> **AIM OF THE TASK**: Everything in the listing below should be written out again exactly, except the pictures.

> **INPUT FOR THIS TASK**:

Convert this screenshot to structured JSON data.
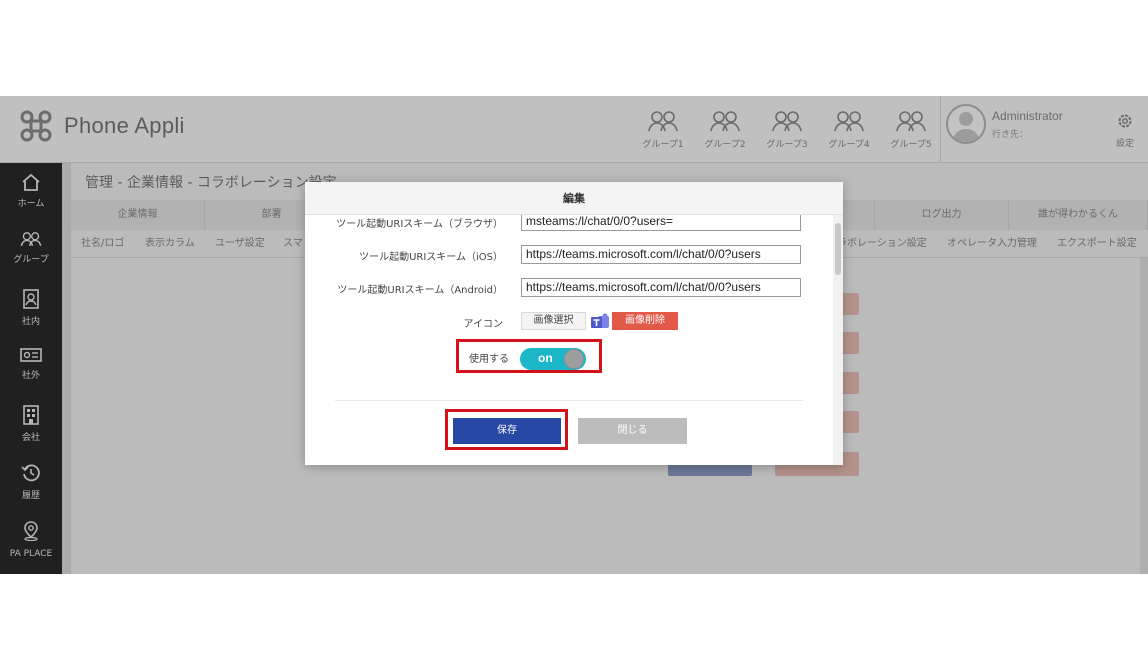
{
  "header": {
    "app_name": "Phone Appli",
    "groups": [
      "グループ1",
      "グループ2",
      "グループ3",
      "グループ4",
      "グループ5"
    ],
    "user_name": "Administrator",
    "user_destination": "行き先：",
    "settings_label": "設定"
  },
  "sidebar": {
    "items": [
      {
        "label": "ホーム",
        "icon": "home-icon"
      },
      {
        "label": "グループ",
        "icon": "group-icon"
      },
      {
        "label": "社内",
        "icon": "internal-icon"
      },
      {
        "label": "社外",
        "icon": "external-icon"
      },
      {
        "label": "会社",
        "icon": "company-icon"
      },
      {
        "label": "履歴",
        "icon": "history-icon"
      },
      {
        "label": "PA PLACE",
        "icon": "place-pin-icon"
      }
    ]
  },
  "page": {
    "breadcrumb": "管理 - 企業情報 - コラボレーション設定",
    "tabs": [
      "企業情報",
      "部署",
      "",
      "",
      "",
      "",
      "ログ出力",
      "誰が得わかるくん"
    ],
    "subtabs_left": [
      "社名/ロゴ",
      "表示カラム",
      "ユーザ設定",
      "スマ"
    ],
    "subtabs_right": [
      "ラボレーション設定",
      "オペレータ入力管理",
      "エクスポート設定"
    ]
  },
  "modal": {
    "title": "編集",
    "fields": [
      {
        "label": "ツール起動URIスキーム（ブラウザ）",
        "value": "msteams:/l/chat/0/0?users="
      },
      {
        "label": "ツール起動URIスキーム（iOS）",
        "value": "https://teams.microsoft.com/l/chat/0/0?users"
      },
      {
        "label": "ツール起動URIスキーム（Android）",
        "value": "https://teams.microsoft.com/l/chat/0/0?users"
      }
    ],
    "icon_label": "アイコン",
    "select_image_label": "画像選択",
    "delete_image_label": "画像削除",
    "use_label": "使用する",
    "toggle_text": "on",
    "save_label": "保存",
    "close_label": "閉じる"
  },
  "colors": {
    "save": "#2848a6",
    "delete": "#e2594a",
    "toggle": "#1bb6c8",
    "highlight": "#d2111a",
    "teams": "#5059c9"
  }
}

> **TASK RESULT**:
Convert this screenshot to structured JSON data.
{
  "header": {
    "app_name": "Phone Appli",
    "groups": [
      "グループ1",
      "グループ2",
      "グループ3",
      "グループ4",
      "グループ5"
    ],
    "user_name": "Administrator",
    "user_destination": "行き先：",
    "settings_label": "設定"
  },
  "sidebar": {
    "items": [
      {
        "label": "ホーム",
        "icon": "home-icon"
      },
      {
        "label": "グループ",
        "icon": "group-icon"
      },
      {
        "label": "社内",
        "icon": "internal-icon"
      },
      {
        "label": "社外",
        "icon": "external-icon"
      },
      {
        "label": "会社",
        "icon": "company-icon"
      },
      {
        "label": "履歴",
        "icon": "history-icon"
      },
      {
        "label": "PA PLACE",
        "icon": "place-pin-icon"
      }
    ]
  },
  "page": {
    "breadcrumb": "管理 - 企業情報 - コラボレーション設定",
    "tabs": [
      "企業情報",
      "部署",
      "",
      "",
      "",
      "",
      "ログ出力",
      "誰が得わかるくん"
    ],
    "subtabs_left": [
      "社名/ロゴ",
      "表示カラム",
      "ユーザ設定",
      "スマ"
    ],
    "subtabs_right": [
      "ラボレーション設定",
      "オペレータ入力管理",
      "エクスポート設定"
    ]
  },
  "modal": {
    "title": "編集",
    "fields": [
      {
        "label": "ツール起動URIスキーム（ブラウザ）",
        "value": "msteams:/l/chat/0/0?users="
      },
      {
        "label": "ツール起動URIスキーム（iOS）",
        "value": "https://teams.microsoft.com/l/chat/0/0?users"
      },
      {
        "label": "ツール起動URIスキーム（Android）",
        "value": "https://teams.microsoft.com/l/chat/0/0?users"
      }
    ],
    "icon_label": "アイコン",
    "select_image_label": "画像選択",
    "delete_image_label": "画像削除",
    "use_label": "使用する",
    "toggle_text": "on",
    "save_label": "保存",
    "close_label": "閉じる"
  },
  "colors": {
    "save": "#2848a6",
    "delete": "#e2594a",
    "toggle": "#1bb6c8",
    "highlight": "#d2111a",
    "teams": "#5059c9"
  }
}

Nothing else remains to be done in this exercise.